Task goal: Reproduce all the lines below exactly and omit the images.

++++ Materials provided ++++

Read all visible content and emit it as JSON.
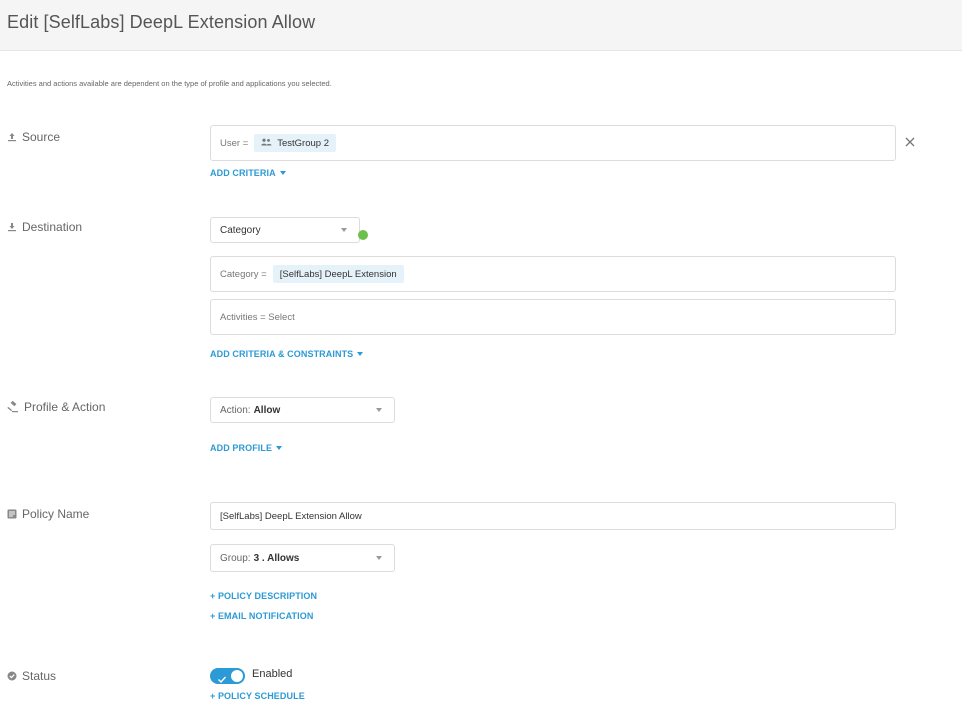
{
  "header": {
    "title": "Edit [SelfLabs] DeepL Extension Allow"
  },
  "intro": "Activities and actions available are dependent on the type of profile and applications you selected.",
  "source": {
    "label": "Source",
    "criteria_prefix": "User =",
    "criteria_value": "TestGroup 2",
    "add_link": "ADD CRITERIA"
  },
  "destination": {
    "label": "Destination",
    "type_select": "Category",
    "category_prefix": "Category =",
    "category_value": "[SelfLabs] DeepL Extension",
    "activities_text": "Activities = Select",
    "add_link": "ADD CRITERIA & CONSTRAINTS"
  },
  "profile_action": {
    "label": "Profile & Action",
    "action_prefix": "Action:",
    "action_value": "Allow",
    "add_link": "ADD PROFILE"
  },
  "policy_name": {
    "label": "Policy Name",
    "value": "[SelfLabs] DeepL Extension Allow",
    "group_prefix": "Group:",
    "group_value": "3 . Allows",
    "description_link": "+ POLICY DESCRIPTION",
    "email_link": "+ EMAIL NOTIFICATION"
  },
  "status": {
    "label": "Status",
    "toggle_label": "Enabled",
    "enabled": true,
    "schedule_link": "+ POLICY SCHEDULE"
  },
  "colors": {
    "accent": "#2b9ad6",
    "chip_bg": "#e6f2f9",
    "status_dot": "#6cc04a"
  }
}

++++

Result for this exercise:
Read all visible content and emit it as JSON.
{
  "header": {
    "title": "Edit [SelfLabs] DeepL Extension Allow"
  },
  "intro": "Activities and actions available are dependent on the type of profile and applications you selected.",
  "source": {
    "label": "Source",
    "criteria_prefix": "User =",
    "criteria_value": "TestGroup 2",
    "add_link": "ADD CRITERIA"
  },
  "destination": {
    "label": "Destination",
    "type_select": "Category",
    "category_prefix": "Category =",
    "category_value": "[SelfLabs] DeepL Extension",
    "activities_text": "Activities = Select",
    "add_link": "ADD CRITERIA & CONSTRAINTS"
  },
  "profile_action": {
    "label": "Profile & Action",
    "action_prefix": "Action:",
    "action_value": "Allow",
    "add_link": "ADD PROFILE"
  },
  "policy_name": {
    "label": "Policy Name",
    "value": "[SelfLabs] DeepL Extension Allow",
    "group_prefix": "Group:",
    "group_value": "3 . Allows",
    "description_link": "+ POLICY DESCRIPTION",
    "email_link": "+ EMAIL NOTIFICATION"
  },
  "status": {
    "label": "Status",
    "toggle_label": "Enabled",
    "enabled": true,
    "schedule_link": "+ POLICY SCHEDULE"
  },
  "colors": {
    "accent": "#2b9ad6",
    "chip_bg": "#e6f2f9",
    "status_dot": "#6cc04a"
  }
}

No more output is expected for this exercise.